Microsoft spent more than a decade developing the new Bing. Then there was ChatGPT.

Bing is getting a boost from AI, but will it last?

Microsoft’s use of AI could finally challenge Google’s supremacy in search.

Microsoft announced the new Bing search engine earlier this month, which employs artificial intelligence to present users with answers to questions as well as links. Bing can, for example, answer to a query to build a spreadsheet showing a company’s revenue over the last five years or to determine whether a specific-size futon will fit in a specific vehicle. With Bing’s update, Google has released Bard, its own competitor.

“We’ve been working hard and staying focused on Bing. “We’ve been at it for about two decades,” Yusuf Mehdi, corporate vice president at Microsoft, stated last week during a Microsoft Teams video call.

One of the reasons Bing never became popular was that by the time it appeared in 2009, Google search had already been synonymous with searching the internet, thanks to a decade’s head start.

However, Microsoft stated that it would continue to work on revamping and rebranding Bing. Shortly after Bing launched, Microsoft secured a contract with Yahoo to use Bing Search, improving Bing’s market share. Microsoft announced a redesign of the search engine in 2012, which featured the Sidebar feature, which searches users’ social networks for content relevant to the query.

Microsoft integrated Bing into other programmes and devices, such as its personal digital assistant Cortana, allowing Bing to earn its first $1 billion quarterly profit in 2016. Three years later, Bing launched a feature that allows organisations to create private, internal search results, repositioning itself as a corporate search engine.

Yet, Microsoft’s efforts have done little to prevent Bing from languishing in the global search sector. According to some estimations, Bing’s market share is still in the single digits. In the United States, Bing accounts for roughly a quarter of the market.

Using ChatGPT, Microsoft reinvents the search engine.
Every two decades or so, technology undergoes a major shift, according to Mehdi, citing PCs, mobile phones, and the cloud as examples. Microsoft believes that artificial intelligence is the next opportunity to reimagine search and the web browser.

Microsoft announced a collaboration with OpenAI, the AI research firm behind the chatbot ChatGPT and the visual illustration generator DALL-E, in 2019. Both saw an opportunity to pool their AI resources. Many of Microsoft’s non-search technologies, such as an AI supercomputer and the capacity to house training data on the Azure cloud service, aided in the development of the new Bing, according to Mehdi.

He claims that during the previous year, the team began to investigate how ChatGPT apps could improve both core search and algorithmic ranking, as well as make a search interface more approachable. “We’re going to learn a lot over the next year or two,” Mehdi stated after ChatGPT debuted. It’s a good time.”

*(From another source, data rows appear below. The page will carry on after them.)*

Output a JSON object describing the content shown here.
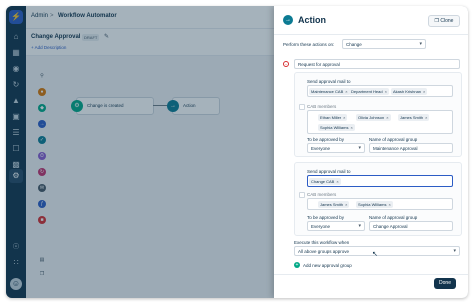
{
  "header": {
    "breadcrumb_root": "Admin",
    "breadcrumb_sep": ">",
    "breadcrumb_current": "Workflow Automator"
  },
  "workflow": {
    "name": "Change Approval",
    "status": "DRAFT",
    "add_description": "+ Add Description"
  },
  "canvas": {
    "nodes": [
      {
        "label": "Change is created",
        "icon": "event-icon"
      },
      {
        "label": "Action",
        "icon": "action-icon"
      }
    ]
  },
  "panel": {
    "title": "Action",
    "clone_label": "Clone",
    "perform_label": "Perform these actions on:",
    "perform_value": "Change",
    "action_value": "Request for approval",
    "groups": [
      {
        "send_to_label": "Send approval mail to",
        "recipients": [
          "Maintenance CAB",
          "Department Head",
          "Akash Krishnan"
        ],
        "cab_label": "CAB members",
        "cab_members": [
          "Ethan Miller",
          "Olivia Johnson",
          "James Smith",
          "Sophia Williams"
        ],
        "approved_by_label": "To be approved by",
        "approved_by_value": "Everyone",
        "group_name_label": "Name of approval group",
        "group_name_value": "Maintenance Approval"
      },
      {
        "send_to_label": "Send approval mail to",
        "recipients": [
          "Change CAB"
        ],
        "cab_label": "CAB members",
        "cab_members": [
          "James Smith",
          "Sophia Williams"
        ],
        "approved_by_label": "To be approved by",
        "approved_by_value": "Everyone",
        "group_name_label": "Name of approval group",
        "group_name_value": "Change Approval"
      }
    ],
    "execute_label": "Execute this workflow when",
    "execute_value": "All above groups approve",
    "add_group_label": "Add new approval group",
    "done_label": "Done"
  },
  "colors": {
    "sidebar": "#12344d",
    "accent": "#2c5cc5",
    "panel_icon": "#0c7b93",
    "delete": "#d72d30",
    "add": "#00a886"
  }
}
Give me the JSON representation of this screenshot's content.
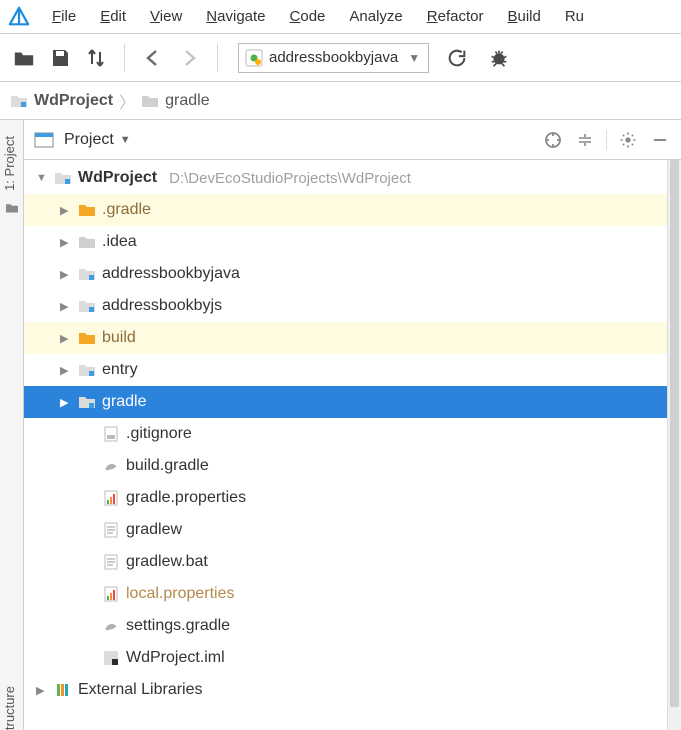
{
  "menu": {
    "items": [
      "File",
      "Edit",
      "View",
      "Navigate",
      "Code",
      "Analyze",
      "Refactor",
      "Build",
      "Ru"
    ],
    "underline_first": [
      true,
      true,
      true,
      true,
      true,
      false,
      true,
      true,
      false
    ]
  },
  "toolbar": {
    "run_config": "addressbookbyjava"
  },
  "breadcrumb": {
    "project": "WdProject",
    "folder": "gradle"
  },
  "panel": {
    "title": "Project"
  },
  "gutter": {
    "top": "1: Project",
    "bottom": "tructure"
  },
  "tree": {
    "root": {
      "name": "WdProject",
      "path": "D:\\DevEcoStudioProjects\\WdProject"
    },
    "children": [
      {
        "name": ".gradle",
        "type": "folder-orange",
        "highlighted": true,
        "expandable": true
      },
      {
        "name": ".idea",
        "type": "folder",
        "highlighted": false,
        "expandable": true
      },
      {
        "name": "addressbookbyjava",
        "type": "module",
        "highlighted": false,
        "expandable": true
      },
      {
        "name": "addressbookbyjs",
        "type": "module",
        "highlighted": false,
        "expandable": true
      },
      {
        "name": "build",
        "type": "folder-orange",
        "highlighted": true,
        "expandable": true
      },
      {
        "name": "entry",
        "type": "module",
        "highlighted": false,
        "expandable": true
      },
      {
        "name": "gradle",
        "type": "module",
        "selected": true,
        "expandable": true
      }
    ],
    "files": [
      {
        "name": ".gitignore",
        "type": "file"
      },
      {
        "name": "build.gradle",
        "type": "gradle"
      },
      {
        "name": "gradle.properties",
        "type": "props"
      },
      {
        "name": "gradlew",
        "type": "text"
      },
      {
        "name": "gradlew.bat",
        "type": "text"
      },
      {
        "name": "local.properties",
        "type": "props",
        "muted": true
      },
      {
        "name": "settings.gradle",
        "type": "gradle"
      },
      {
        "name": "WdProject.iml",
        "type": "iml"
      }
    ],
    "footer": "External Libraries"
  }
}
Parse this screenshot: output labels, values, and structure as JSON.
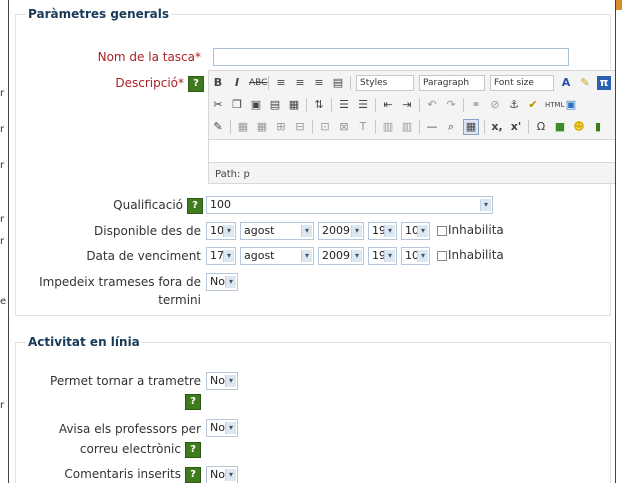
{
  "section_general": {
    "legend": "Paràmetres generals",
    "task_name_label": "Nom de la tasca*",
    "description_label": "Descripció*",
    "editor": {
      "styles": "Styles",
      "paragraph": "Paragraph",
      "font_size": "Font size",
      "path": "Path: p"
    },
    "grade_label": "Qualificació",
    "grade_value": "100",
    "available_from_label": "Disponible des de",
    "available_from": {
      "day": "10",
      "month": "agost",
      "year": "2009",
      "hour": "19",
      "minute": "10",
      "disable_label": "Inhabilita"
    },
    "due_date_label": "Data de venciment",
    "due_date": {
      "day": "17",
      "month": "agost",
      "year": "2009",
      "hour": "19",
      "minute": "10",
      "disable_label": "Inhabilita"
    },
    "prevent_late_label_1": "Impedeix trameses fora de",
    "prevent_late_label_2": "termini",
    "prevent_late_value": "No"
  },
  "section_online": {
    "legend": "Activitat en línia",
    "resubmit_label": "Permet tornar a trametre",
    "resubmit_value": "No",
    "notify_label_1": "Avisa els professors per",
    "notify_label_2": "correu electrònic",
    "notify_value": "No",
    "inline_comments_label": "Comentaris inserits",
    "inline_comments_value": "No"
  },
  "help_icon_glyph": "?",
  "colors": {
    "legend": "#1a3a5a",
    "required": "#a22222",
    "help": "#3f7a1e"
  }
}
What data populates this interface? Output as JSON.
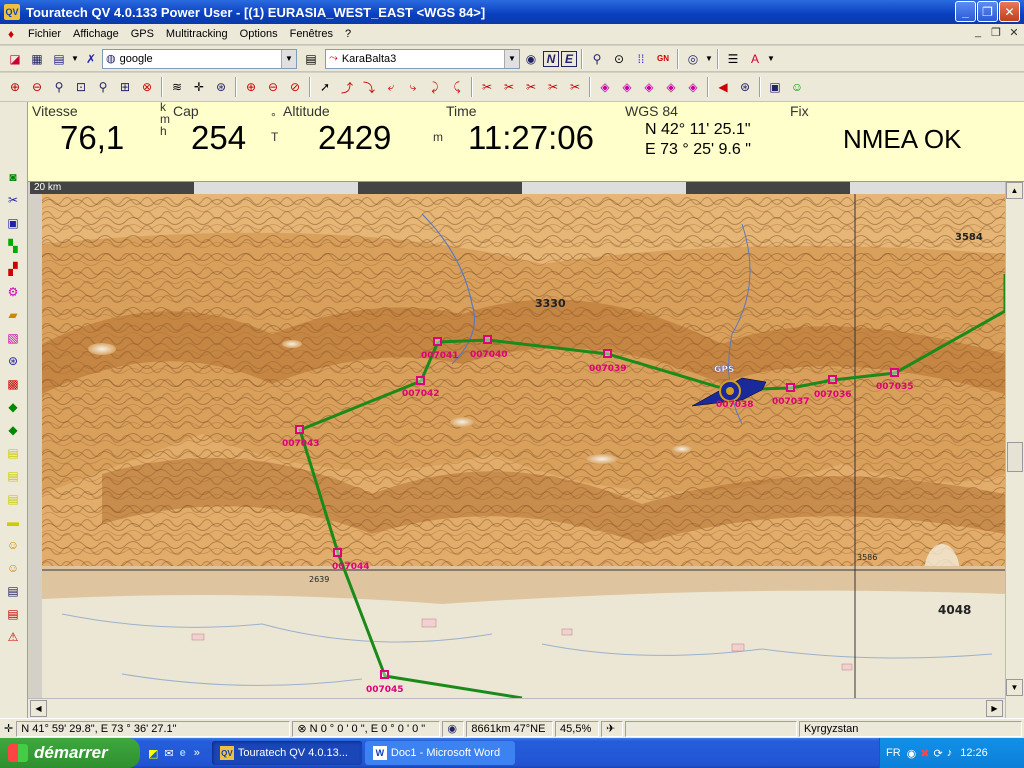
{
  "window": {
    "title": "Touratech QV 4.0.133 Power User - [(1) EURASIA_WEST_EAST <WGS 84>]",
    "app_icon": "QV"
  },
  "menu": [
    "Fichier",
    "Affichage",
    "GPS",
    "Multitracking",
    "Options",
    "Fenêtres",
    "?"
  ],
  "toolbar1": {
    "map_source": "google",
    "track_name": "KaraBalta3"
  },
  "gps": {
    "vitesse_label": "Vitesse",
    "vitesse": "76,1",
    "vitesse_unit_top": "k",
    "vitesse_unit_mid": "m",
    "vitesse_unit_bot": "h",
    "cap_label": "Cap",
    "cap": "254",
    "cap_unit_top": "°",
    "cap_unit_bot": "T",
    "altitude_label": "Altitude",
    "altitude": "2429",
    "altitude_unit": "m",
    "time_label": "Time",
    "time": "11:27:06",
    "datum_label": "WGS 84",
    "lat": "N 42° 11' 25.1\"",
    "lon": "E 73 °  25' 9.6 \"",
    "fix_label": "Fix",
    "fix": "NMEA OK"
  },
  "map": {
    "scale_label": "20 km",
    "gps_label": "GPS",
    "waypoints": [
      "007035",
      "007036",
      "007037",
      "007038",
      "007039",
      "007040",
      "007041",
      "007042",
      "007043",
      "007044",
      "007045"
    ],
    "peaks": [
      "3330",
      "3584",
      "4048",
      "3586",
      "2639"
    ]
  },
  "status": {
    "position": "N 41° 59' 29.8\", E 73 ° 36' 27.1\"",
    "offset": "N 0 ° 0 ' 0   \", E 0 ° 0 ' 0   \"",
    "distance": "8661km 47°NE",
    "zoom": "45,5%",
    "region": "Kyrgyzstan"
  },
  "taskbar": {
    "start": "démarrer",
    "tasks": [
      "Touratech QV 4.0.13...",
      "Doc1 - Microsoft Word"
    ],
    "lang": "FR",
    "clock": "12:26"
  },
  "colors": {
    "track": "#1a8a1a",
    "waypoint": "#e0007a",
    "gps_marker": "#1a2a9a",
    "panel_bg": "#ffffcc"
  }
}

Not unexpectedly, issues with the new AI technology abound, with factual inaccuracies and the creepiness factor garnering a lot of attention in the media. “You’ll always want to fact-check anything that’s truly significant,” Mehdi remarked. “You must make the final decision.” It serves as a reminder that, even in the age of AI, human judgement is still essential.

Microsoft launched Bing to a small group of users and plans to scale it to millions of people in the coming weeks.

The company is improving the product based on consumer feedback.

If the new Bing is effective, it has the potential to transform Microsoft’s other businesses, such as its support help centres and Outlook email platform. Consider a single person creating a calendar invite for five employees in five separate time zones. Microsoft just unveiled a new Bing chat experience with Skype.

Rather than a bid for Google’s market share, “it’s more of a showcase for their shared services and attempting to make Microsoft hip again,” according to Gartner analyst Darin Stewart.

Might Microsoft usurp Google’s search dominance?
While Google dominates search traffic, Microsoft’s Mehdi stated, “We don’t necessarily have to disrupt the entire search game to be successful.” According to him, the US online advertising business is worth $700 billion, with search accounting for 42% of that. According to Microsoft, increasing one point of search share generates $2 billion in income.

Another benefit? With this new wager, Microsoft may have more to lose than Google. Microsoft’s revenue from search and news advertising was $3.2 billion in the fourth quarter of 2022, accounting for only 6% of overall revenue. In the same time period, search advertising accounted for 56% of overall revenue for Alphabet, Google’s parent company.

But the issue remains: Can Microsoft persuade consumers to flock to Bing? “I’m hoping so. “That really struck a chord with our launch,” Mehdi added. “And so, you know, it’s a start… and so we have to continue to do more innovation. So, for the first time in a long time, I’d say we’re genuinely enthused about the possibility to transform the game of search for the better.”